Sangeeta Bhatia is a leader in advancing human health care — and a role model for other women interested in STEM.
At her lab at MIT, Sangeeta Bhatia is singlehandedly inspiring a new generation of inventors through a combination of humor and pragmatism. “One thing I like to tell the students, just to set their expectations,” she says with a smile, “is that an experiment never works the first time.”
And if it does? “It’ll probably never work again,” she quips. Tinkering and having fun is part of the invention process at Bhatia’s lab. So is recognizing that it involves a lot of missteps: “Science is probably 90 percent failure,” she says. “The ‘Aha’ moments don’t happen that often — but when they come, they’re well worth it.”
Born near Boston, Massachusetts, Bhatia is the daughter of Indian immigrants, and she laughs about how, when she was growing up, her parents would ask her if she was going to be a doctor, an engineer or an entrepreneur. “Now we joke because I’m all three,” she says. Indeed, Bhatia is not only an MIT professor, but also a physician, an engineer, the co-founder of five companies and a patent-holding inventor. She is also a mother of two teenage girls.
Each of these roles informs Bhatia’s work, which centers on leveraging microtechnology used in computers and electrical engineering to improve human health. Her lab at MIT focuses specifically on cancer and liver disease, and building inventions that help in the detection and treatment of both.
One of her creations is a nanosensor that is delivered via injection and then excreted through urine. “In particular we’re interested in cancer monitoring — early cancer detection for patients that might have lung cancer or liver cancer,” she says. “And what we’re hoping is that this would be the kind of test that you could do in a point-of-care way on what we call a paper diagnostic, which would be similar to a pregnancy test.”
This low-cost method, says Bhatia, would allow for early detection and monitoring without the need for expensive equipment, such as that currently used in mammography and colonoscopy.
In the United States, women comprise just 12 percent of all patent-holding inventors and own fewer than ten percent of technology startups backed by venture capital, and women founders receive a meager 2.7 percent of all venture capital. Bhatia has transcended these often gendered contours, cofounding five startups and serving as a founding adviser for a number of companies launched by her students. And in 2020, she was elected to the National Academy of Medicine, becoming only the 25th person to be elected to all three national academies – Science, Engineering and Medicine.
Bhatia, who won the Lemelson-MIT Prize in 2014, uses her sizeable platform to motivate young people, especially women, to follow their interests in STEM. “I hope to inspire young girls who are considering being inventors or engineers or technologists or doctors to see that this is an exciting profession,” she says.
In engineering in particular, says Bhatia, young girls begin dropping out around age 11. It’s a phenomenon that she calls the “leaky pipeline,” and it continues through college with fewer and fewer girls following their interest in engineering through to graduation and beyond. “One thing that we’ve learned is that having accessible role models — women further along in the pipeline who managed to make it work and seem to be enjoying it — can really make a difference,” says Bhatia. “I’m hopeful that I can be one of those people.”

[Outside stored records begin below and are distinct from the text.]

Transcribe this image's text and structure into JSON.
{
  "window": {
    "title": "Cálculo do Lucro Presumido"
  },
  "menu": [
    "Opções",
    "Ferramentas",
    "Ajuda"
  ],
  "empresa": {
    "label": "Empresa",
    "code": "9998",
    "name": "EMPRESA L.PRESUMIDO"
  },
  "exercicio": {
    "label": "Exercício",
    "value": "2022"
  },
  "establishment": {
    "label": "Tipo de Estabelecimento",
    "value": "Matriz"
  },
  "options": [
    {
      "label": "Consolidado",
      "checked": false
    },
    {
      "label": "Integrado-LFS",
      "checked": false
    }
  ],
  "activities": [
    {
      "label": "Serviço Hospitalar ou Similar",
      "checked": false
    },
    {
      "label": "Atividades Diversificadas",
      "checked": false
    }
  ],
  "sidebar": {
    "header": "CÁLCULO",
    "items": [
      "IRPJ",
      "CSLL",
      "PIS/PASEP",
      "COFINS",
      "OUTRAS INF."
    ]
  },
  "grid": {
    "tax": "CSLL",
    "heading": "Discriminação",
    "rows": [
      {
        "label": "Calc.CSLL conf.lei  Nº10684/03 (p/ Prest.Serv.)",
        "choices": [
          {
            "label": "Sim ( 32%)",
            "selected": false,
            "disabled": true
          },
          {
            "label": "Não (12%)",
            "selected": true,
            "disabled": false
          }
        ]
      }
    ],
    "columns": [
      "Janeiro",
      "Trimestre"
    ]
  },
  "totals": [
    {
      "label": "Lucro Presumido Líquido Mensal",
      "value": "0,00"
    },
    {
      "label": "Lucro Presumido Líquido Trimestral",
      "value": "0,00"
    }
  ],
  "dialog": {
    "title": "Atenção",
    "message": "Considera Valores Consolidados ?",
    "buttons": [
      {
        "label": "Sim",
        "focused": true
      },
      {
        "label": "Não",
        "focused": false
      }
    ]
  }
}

To help keep more girls interested and inspired, Bhatia runs an outreach program called Keys to Empowering Youth, which brings middle school-age girls to MIT for a day to meet women engineers and participate in workshops. She is also the advisor to a group at MIT called the Society of Women Engineers. “That gives me an opportunity to talk to young girls who are thinking about engineering as a major about what a great profession it is and why they should stay in it,” she says.
And it can lead in unexpected directions. Bhatia cites her cancer detection project as an example of invention’s iterative process. Initially, she says, the project involved using MRI technology to show contrast. But her students noticed that the sensor was lighting up the urine in their subjects, which led them to realize an MRI machine was unnecessary.
These kinds of “Aha” moments are valuable to Bhatia because she wants her work to have a global impact. “I grew up every other summer in India in Bombay, really surrounded by communities that don’t have a significant health infrastructure,” she says. “So I’m always thinking about not just medicine as it is here in the U.S., but how it is worldwide.”
Still, invention takes time and discipline, two things that don’t pair well with today’s culture of instant gratification. “Technology invention is something that requires a lot of hard work and persistence and resilience, and because of that you need support at every level, from training to idea inception to idea development, and all the way to incubation,” she says.
Her ideal kind of support system? A room full of diverse and talented minds. “Here at MIT, what we try to do is have people from all different backgrounds constantly colliding with each other,” she says. “Because when the doctor comes together with the chemist comes together with the engineer comes together with the biologist, that’s when somebody can actually make that connection — and prevent a potentially impactful invention from being left on the table.”